If your organization is drawing on ICT professionals simply to operate and maintain ICT systems, then it is wasting money on ICT.
This was confirmed by research findings presented earlier this week at “Fuelling the European Economy,” a conference organized by Microsoft and held in Brussels. On Monday (30 January), I had the privilege of moderating a panel on “Developing Workforce Capacity” to ensure organizations have the talent necessary to make the most of cloud-based services. It was part of an event sponsored by Microsoft on “Fueling the European Economy”.
The three panelists are leaders in efforts to ensure Europe has the skills it needs to be competitive. A critical success factor of these efforts has been their multi-stakeholder approach involving leaders from business, government and academia. The panelists represented all three stakeholder groups:
From public policy, André Richier, from the European Commission (more specifically, from ICT for Competitiveness and Industrial Innovation in DG Enterprise and Industry);
From academia, Dr. Jonathan Liebenau, from the Department of Management at London School of Economics (Jonathan presented the latest report from the groundbreaking work of his and several colleagues in the Department of Management at LSE - I strongly recommend reading it at: http://www2.lse.ac.uk/home.aspx) and
From the private sector, Richard Pryor-Jones, Head of EMEA at Global Knowledge, the largest privately-held IT and business skills training provider.
Several interesting insights emerged from their presentations and discussions with audience members.
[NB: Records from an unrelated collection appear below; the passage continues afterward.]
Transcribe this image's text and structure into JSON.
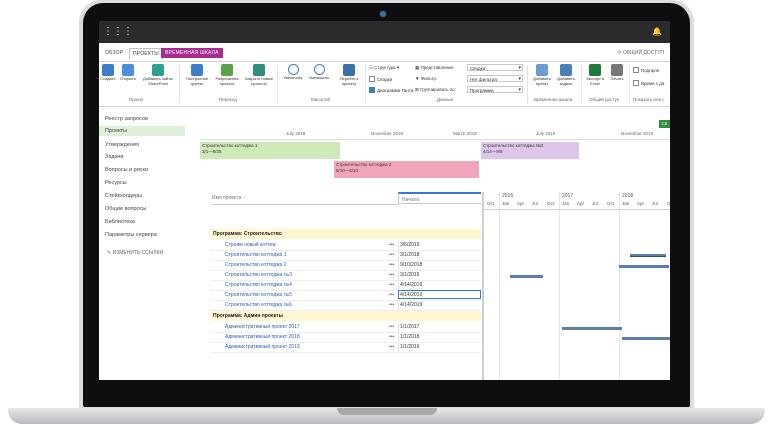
{
  "app": {
    "tabs": [
      {
        "label": "ОБЗОР"
      },
      {
        "label": "ПРОЕКТЫ"
      },
      {
        "label": "ВРЕМЕННАЯ ШКАЛА"
      }
    ],
    "share_label": "ОБЩИЙ ДОСТУП"
  },
  "ribbon": {
    "project_group": {
      "label": "Проект",
      "buttons": [
        "Создать",
        "Открыть",
        "Добавить сайты SharePoint"
      ]
    },
    "navigate_group": {
      "label": "Переход",
      "buttons": [
        "Построение группы",
        "Разрешения проекта",
        "Закрыть новые проекты"
      ]
    },
    "zoom_group": {
      "label": "Масштаб",
      "buttons": [
        "Увеличить",
        "Уменьшить",
        "Перейти к проекту"
      ]
    },
    "data_group": {
      "label": "Данные",
      "structure": "Структура",
      "summary": "Сводки",
      "gantt": "Диаграмма Ганта",
      "view_label": "Представление:",
      "view_value": "Сводка",
      "filter_label": "Фильтр:",
      "filter_value": "Нет фильтра",
      "group_label": "Группировать по:",
      "group_value": "Программа"
    },
    "timeline_group": {
      "label": "Временная шкала",
      "buttons": [
        "Добавить проект",
        "Добавить задачи"
      ]
    },
    "share_group": {
      "label": "Общий доступ",
      "buttons": [
        "Экспорт в Excel",
        "Печать"
      ]
    },
    "show_group": {
      "label": "Показать или с",
      "items": [
        "Подпрое",
        "Время с да"
      ]
    }
  },
  "nav": {
    "items": [
      "Реестр запросов",
      "Проекты",
      "Утверждения",
      "Задачи",
      "Вопросы и риски",
      "Ресурсы",
      "Стейкхолдеры",
      "Общие вопросы",
      "Библиотека",
      "Параметры сервера"
    ],
    "edit_links": "ИЗМЕНИТЬ ССЫЛКИ"
  },
  "timeline": {
    "axis": [
      "July 2018",
      "November 2018",
      "March 2019",
      "July 2019",
      "November 2019"
    ],
    "bars": [
      {
        "title": "Строительство коттеджа 1",
        "dates": "3/1—9/25"
      },
      {
        "title": "Строительство коттеджа 2",
        "dates": "9/10—4/10"
      },
      {
        "title": "Строительство коттеджа №3",
        "dates": "4/14—9/8"
      }
    ],
    "button": "Св"
  },
  "grid": {
    "col_name": "Имя проекта ↑",
    "col_start": "Начало",
    "groups": [
      {
        "title": "Программа: Строительство",
        "rows": [
          {
            "name": "Строим новый коттеж",
            "date": "3/6/2019"
          },
          {
            "name": "Строительство коттеджа 1",
            "date": "3/1/2018"
          },
          {
            "name": "Строительство коттеджа 2",
            "date": "9/10/2018"
          },
          {
            "name": "Строительство коттеджа №3",
            "date": "3/1/2016"
          },
          {
            "name": "Строительство коттеджа №4",
            "date": "4/14/2019"
          },
          {
            "name": "Строительство коттеджа №5",
            "date": "4/14/2019"
          },
          {
            "name": "Строительство коттеджа №6",
            "date": "4/14/2019"
          }
        ]
      },
      {
        "title": "Программа: Админ проекты",
        "rows": [
          {
            "name": "Административный проект 2017",
            "date": "1/1/2017"
          },
          {
            "name": "Административный проект 2018",
            "date": "1/1/2018"
          },
          {
            "name": "Административный проект 2019",
            "date": "1/1/2019"
          }
        ]
      }
    ]
  },
  "gantt": {
    "years": [
      "2016",
      "2017",
      "2018"
    ],
    "months": [
      "Oct",
      "Jan",
      "Apr",
      "Jul",
      "Oct",
      "Jan",
      "Apr",
      "Jul",
      "Oct",
      "Jan",
      "Apr",
      "Jul",
      "O"
    ]
  },
  "colors": {
    "accent": "#a82c8f",
    "selected_nav": "#dff0d8",
    "group_row": "#fff7d1",
    "link": "#2b63b7",
    "bar_green": "#cde9b7",
    "bar_pink": "#f0a6b8",
    "bar_purple": "#ddc6ea"
  }
}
From these, three especially important points stood out for me:
1. Ensuring EU citizens are e-skilled is essential to both competitiveness and employment. E-skills are essential to competitiveness, as most successful organizations today rely on ICT to both operate and innovate. E-skills are also essential for employment because emerging uses of ICT, such as cloud-based services, are lowering barriers for all size organizations – especially for SMEs – enabling more to develop new services and enter new markets. In addition, those with the right set of e-skills are in demand by large organizations and are able to start their own businesses. Andre gets this and explained how he and other are expanding EU efforts (that he pioneered) with regards to e-skills to skills for innovation (of which e-skills are a critical component).
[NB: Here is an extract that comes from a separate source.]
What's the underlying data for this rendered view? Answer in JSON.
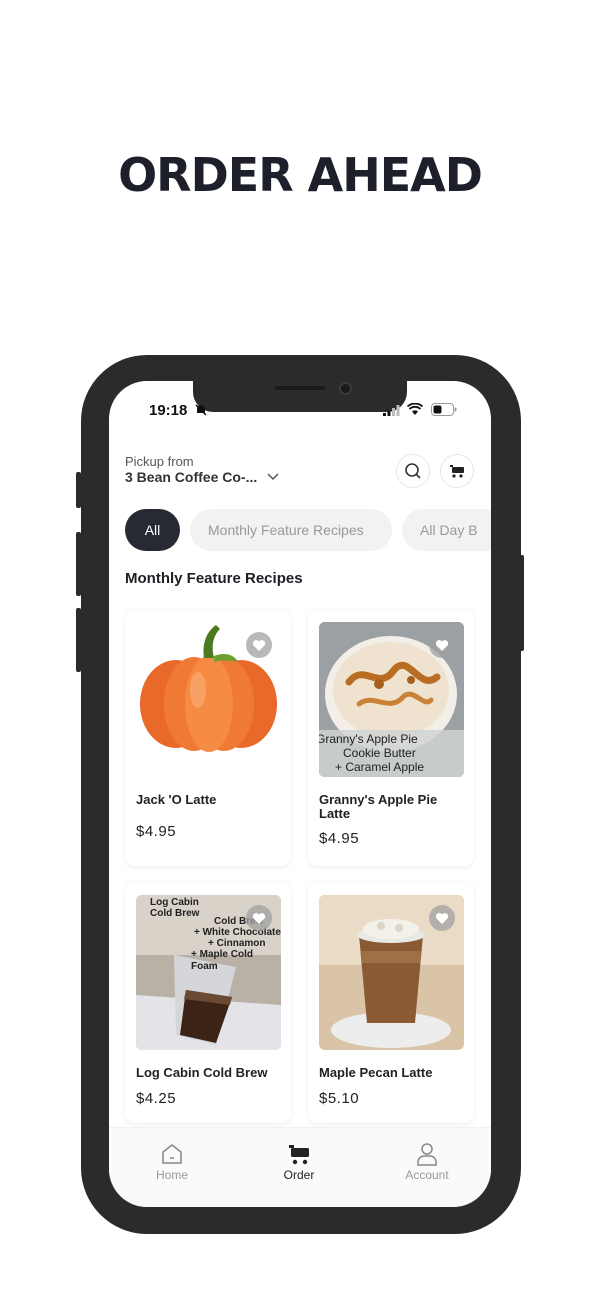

2. Two general types of e-skilled professionals are emerging as essential: ICT experts – i.e., those who are experts in building, operating and maintaining specific technologies, including software and hardware; and Business-ICT experts – i.e., those who are experts in using ICT to enhance business processes and innovation. Both Jonathan and Richard provided important insights into what specific skills are key to making the most of cloud-based services. Their research and experience emphasized that to be competitive, organizations need access to both types of experts. This is consistent with research of mine on the expanding strategic roles of Europe’s most effective Chief Information Officers (as judged by their peers). Last year, I collaborated with CIOnet and developed a report profiling all the cool things Europe’s top CIOs were engaged in – from enhancing business processes to helping their organizations expand the boundaries of innovation. We surveyed 130 CIOs from 7 European countries on how they spend their time. The survey data show that CIOs and their IT Groups are engaged in several key activities beyond simply managing ICT services. Over the next 3 years, for example, more than a quarter of surveyed CIOs anticipated spending more time defining and managing enterprise-wide business processes. The report, with additional insights from the study, can be downloaded here. We are now collaborating on the 2nd edition of the report, profiling a new set of CIOs.
3. Ensuring a sufficient supply of and access to each type of e-skilled professional may require distinct policy approaches. Access to ICT experts does not necessarily mean the experts need to be located in the same country as the organization drawing on them. On the other hand, organizations are more likely to need a Business-ICT expert onsite to engage with non-ICT peers. These differences are critical, as each type requires very different approaches and involves a different set of stakeholder groups.
In short, the organizations that are succeeding in taking control of ICT services, such as cloud-based services, are doing so by drawing on two general types of e-skilled professionals: ICT experts and Business-ICT experts. If your organization is not relying on ICT professionals to enhance business processes or expand the way your organization innovates and engages with external customers, then it is not making the most of its investments in ICT and is losing out on critical opportunities for competitiveness. If your organization is keen to foster ICT professionals that work with non-ICT colleagues to manage ICT services, design and manage business processes, and strengthen relations with external customers, then please make sure to engage with local universities and governments to coordinate efforts at building the supply of and ensuring access to both types of e-skills professionals.